▸ **YOUR OBJECTIVE**:
After checking the listing below, say how many of its lines contain the string "bene". Only the number is needed.

******

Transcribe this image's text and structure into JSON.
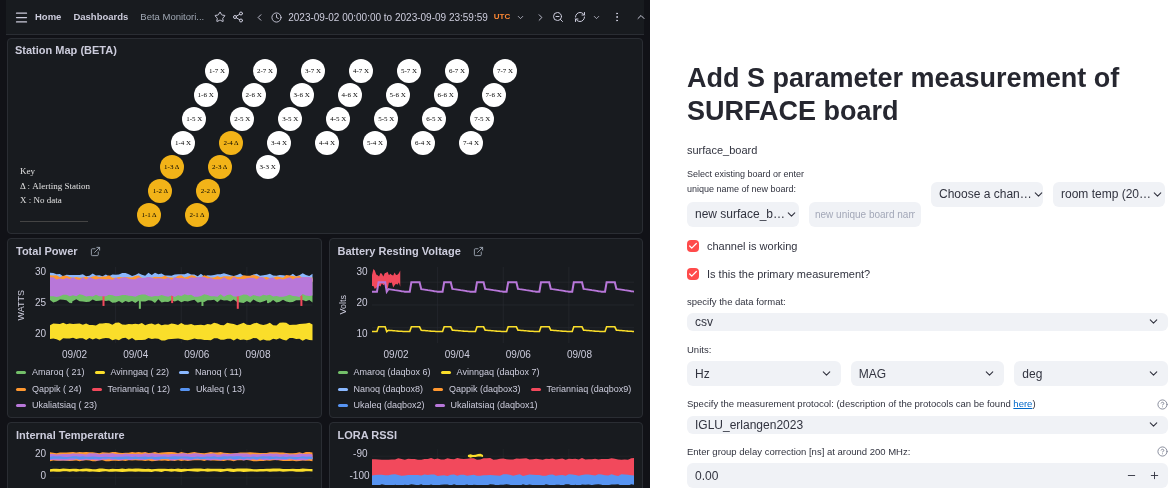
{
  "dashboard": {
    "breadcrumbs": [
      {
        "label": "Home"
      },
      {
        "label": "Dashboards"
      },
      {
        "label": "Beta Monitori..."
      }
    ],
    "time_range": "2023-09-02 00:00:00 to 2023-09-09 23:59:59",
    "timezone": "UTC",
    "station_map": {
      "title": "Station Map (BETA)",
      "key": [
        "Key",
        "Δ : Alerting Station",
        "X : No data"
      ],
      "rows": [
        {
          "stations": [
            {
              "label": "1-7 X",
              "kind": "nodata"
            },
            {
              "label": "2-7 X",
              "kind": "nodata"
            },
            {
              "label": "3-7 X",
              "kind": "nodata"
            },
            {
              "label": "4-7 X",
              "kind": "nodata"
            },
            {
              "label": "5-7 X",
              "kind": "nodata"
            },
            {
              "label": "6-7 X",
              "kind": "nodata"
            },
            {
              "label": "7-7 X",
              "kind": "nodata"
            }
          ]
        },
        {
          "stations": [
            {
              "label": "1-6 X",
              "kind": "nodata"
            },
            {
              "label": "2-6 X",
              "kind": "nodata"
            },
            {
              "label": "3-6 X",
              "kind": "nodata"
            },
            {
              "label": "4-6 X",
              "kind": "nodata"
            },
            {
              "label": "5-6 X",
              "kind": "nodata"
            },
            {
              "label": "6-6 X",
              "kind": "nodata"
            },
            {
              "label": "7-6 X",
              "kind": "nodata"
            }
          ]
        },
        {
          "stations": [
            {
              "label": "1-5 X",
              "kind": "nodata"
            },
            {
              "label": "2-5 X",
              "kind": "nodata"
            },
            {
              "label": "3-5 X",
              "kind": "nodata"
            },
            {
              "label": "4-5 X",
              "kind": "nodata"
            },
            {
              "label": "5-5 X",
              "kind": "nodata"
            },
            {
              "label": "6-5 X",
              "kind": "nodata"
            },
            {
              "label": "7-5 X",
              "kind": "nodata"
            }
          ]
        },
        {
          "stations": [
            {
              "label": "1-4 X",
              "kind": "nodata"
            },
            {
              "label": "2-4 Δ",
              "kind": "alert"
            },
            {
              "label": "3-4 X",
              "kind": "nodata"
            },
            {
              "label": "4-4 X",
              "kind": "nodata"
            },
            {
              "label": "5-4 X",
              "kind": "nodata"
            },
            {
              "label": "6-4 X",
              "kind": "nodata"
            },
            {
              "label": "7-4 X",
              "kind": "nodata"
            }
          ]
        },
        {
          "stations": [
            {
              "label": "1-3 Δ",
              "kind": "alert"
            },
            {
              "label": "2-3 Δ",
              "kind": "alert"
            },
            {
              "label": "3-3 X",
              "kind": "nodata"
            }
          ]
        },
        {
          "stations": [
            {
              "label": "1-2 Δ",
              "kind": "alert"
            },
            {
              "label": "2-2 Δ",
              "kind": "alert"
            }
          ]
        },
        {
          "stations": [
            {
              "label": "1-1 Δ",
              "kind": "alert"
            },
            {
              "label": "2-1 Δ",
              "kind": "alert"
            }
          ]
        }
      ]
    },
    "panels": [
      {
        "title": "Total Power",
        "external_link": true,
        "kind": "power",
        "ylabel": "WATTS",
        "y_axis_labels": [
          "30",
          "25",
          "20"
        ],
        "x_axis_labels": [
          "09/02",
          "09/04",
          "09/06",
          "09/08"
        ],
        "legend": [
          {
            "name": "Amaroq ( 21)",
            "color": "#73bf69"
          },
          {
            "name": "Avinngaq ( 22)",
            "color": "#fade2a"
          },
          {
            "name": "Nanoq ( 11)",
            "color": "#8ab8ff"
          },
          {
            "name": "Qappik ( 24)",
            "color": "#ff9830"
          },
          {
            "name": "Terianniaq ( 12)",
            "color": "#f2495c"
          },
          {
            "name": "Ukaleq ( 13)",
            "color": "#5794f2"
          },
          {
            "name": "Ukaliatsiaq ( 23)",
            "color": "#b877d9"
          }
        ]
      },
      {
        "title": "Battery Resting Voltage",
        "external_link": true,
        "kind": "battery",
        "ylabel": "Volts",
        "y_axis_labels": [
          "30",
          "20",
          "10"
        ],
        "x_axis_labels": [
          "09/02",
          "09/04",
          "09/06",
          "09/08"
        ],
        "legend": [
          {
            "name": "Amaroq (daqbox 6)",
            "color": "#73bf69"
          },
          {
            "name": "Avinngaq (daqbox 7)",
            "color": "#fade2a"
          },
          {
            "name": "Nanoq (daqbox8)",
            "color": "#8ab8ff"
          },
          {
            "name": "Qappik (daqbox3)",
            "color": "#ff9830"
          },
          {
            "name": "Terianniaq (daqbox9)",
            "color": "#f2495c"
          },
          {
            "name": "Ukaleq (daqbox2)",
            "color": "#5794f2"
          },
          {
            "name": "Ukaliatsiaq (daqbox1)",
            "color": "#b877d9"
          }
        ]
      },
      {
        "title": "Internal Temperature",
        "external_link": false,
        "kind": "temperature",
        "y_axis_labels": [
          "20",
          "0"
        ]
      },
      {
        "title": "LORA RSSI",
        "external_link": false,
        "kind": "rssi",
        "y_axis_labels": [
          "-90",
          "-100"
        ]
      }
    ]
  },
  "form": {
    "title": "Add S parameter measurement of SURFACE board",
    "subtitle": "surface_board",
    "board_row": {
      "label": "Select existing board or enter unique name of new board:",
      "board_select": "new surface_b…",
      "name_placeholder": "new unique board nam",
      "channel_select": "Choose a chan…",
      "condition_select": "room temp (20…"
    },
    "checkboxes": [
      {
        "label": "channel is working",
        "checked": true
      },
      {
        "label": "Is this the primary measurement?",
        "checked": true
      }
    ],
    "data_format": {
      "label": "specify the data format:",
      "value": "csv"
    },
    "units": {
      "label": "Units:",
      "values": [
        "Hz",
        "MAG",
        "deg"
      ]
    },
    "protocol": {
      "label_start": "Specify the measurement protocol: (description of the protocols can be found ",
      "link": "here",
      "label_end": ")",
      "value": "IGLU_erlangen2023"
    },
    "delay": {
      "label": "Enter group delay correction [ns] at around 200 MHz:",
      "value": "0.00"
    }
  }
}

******

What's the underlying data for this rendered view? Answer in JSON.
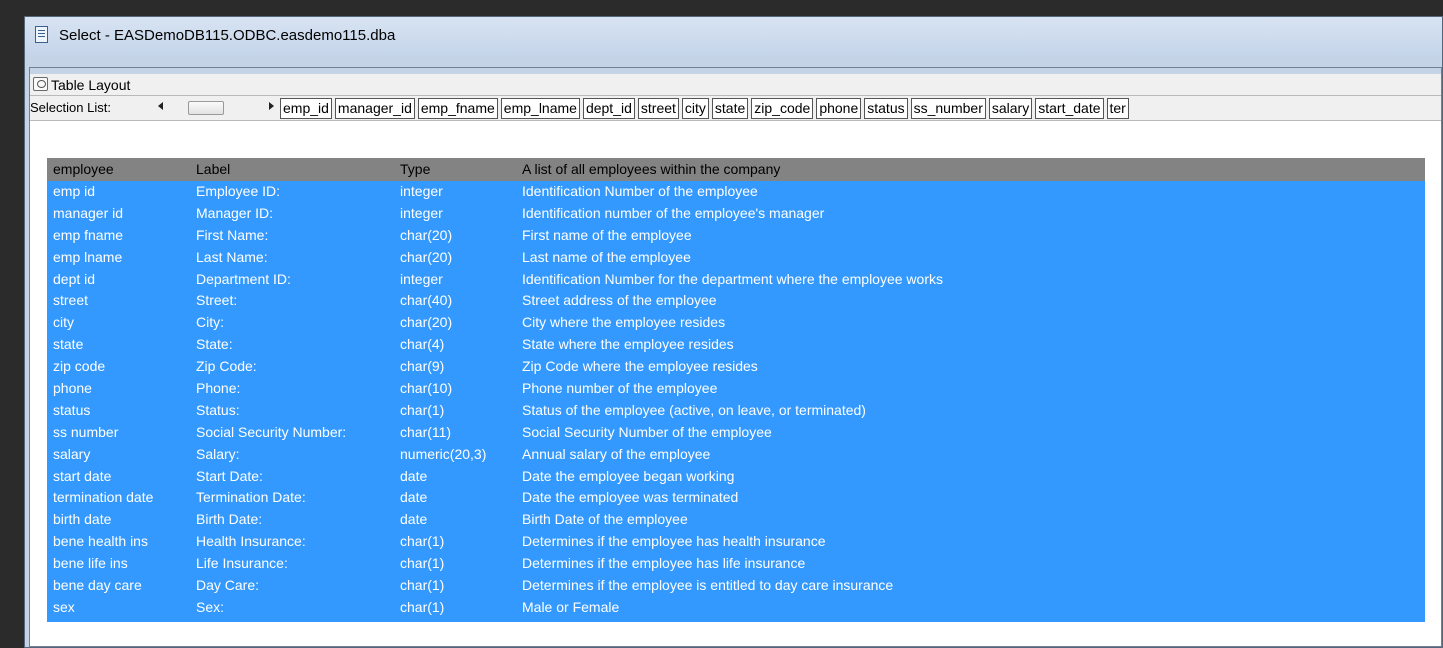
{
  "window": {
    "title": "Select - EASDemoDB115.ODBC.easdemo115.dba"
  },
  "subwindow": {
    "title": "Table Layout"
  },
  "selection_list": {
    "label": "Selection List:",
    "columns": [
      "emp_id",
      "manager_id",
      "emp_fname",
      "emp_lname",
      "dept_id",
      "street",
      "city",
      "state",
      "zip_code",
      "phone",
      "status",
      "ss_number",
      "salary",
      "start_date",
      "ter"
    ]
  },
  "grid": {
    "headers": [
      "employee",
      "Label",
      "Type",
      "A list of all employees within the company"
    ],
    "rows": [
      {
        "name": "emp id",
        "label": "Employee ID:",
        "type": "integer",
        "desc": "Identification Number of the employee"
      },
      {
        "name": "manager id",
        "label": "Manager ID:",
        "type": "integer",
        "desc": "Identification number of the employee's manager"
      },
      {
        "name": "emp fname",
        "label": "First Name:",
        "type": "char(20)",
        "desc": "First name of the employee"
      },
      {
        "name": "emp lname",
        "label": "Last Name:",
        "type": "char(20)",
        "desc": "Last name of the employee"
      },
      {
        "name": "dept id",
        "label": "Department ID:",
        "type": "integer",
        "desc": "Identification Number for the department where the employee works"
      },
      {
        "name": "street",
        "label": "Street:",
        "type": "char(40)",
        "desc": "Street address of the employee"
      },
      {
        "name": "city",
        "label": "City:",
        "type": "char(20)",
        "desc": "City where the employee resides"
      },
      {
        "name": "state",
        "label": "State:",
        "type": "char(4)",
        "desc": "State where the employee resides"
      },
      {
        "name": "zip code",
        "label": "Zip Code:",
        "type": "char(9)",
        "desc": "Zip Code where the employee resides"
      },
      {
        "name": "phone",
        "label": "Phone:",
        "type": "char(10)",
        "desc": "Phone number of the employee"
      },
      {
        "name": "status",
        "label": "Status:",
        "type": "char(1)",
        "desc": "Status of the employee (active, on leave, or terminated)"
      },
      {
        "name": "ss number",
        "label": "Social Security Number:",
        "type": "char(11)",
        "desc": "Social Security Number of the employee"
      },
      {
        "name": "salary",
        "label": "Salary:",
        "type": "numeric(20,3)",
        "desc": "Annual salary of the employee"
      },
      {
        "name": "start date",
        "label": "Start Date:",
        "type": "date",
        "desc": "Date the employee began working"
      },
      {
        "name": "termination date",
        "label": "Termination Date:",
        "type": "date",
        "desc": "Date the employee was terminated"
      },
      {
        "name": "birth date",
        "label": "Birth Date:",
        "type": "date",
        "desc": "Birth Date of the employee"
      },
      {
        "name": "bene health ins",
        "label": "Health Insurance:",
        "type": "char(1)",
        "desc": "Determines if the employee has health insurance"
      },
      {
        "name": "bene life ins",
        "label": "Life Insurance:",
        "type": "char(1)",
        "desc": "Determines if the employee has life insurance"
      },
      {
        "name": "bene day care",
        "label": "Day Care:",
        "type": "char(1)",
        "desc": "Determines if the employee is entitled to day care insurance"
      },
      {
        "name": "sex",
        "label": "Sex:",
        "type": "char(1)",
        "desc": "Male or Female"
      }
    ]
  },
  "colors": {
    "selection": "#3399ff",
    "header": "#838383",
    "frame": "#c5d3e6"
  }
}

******

▸ **SOLUTION TO THE PROBLEM**:
3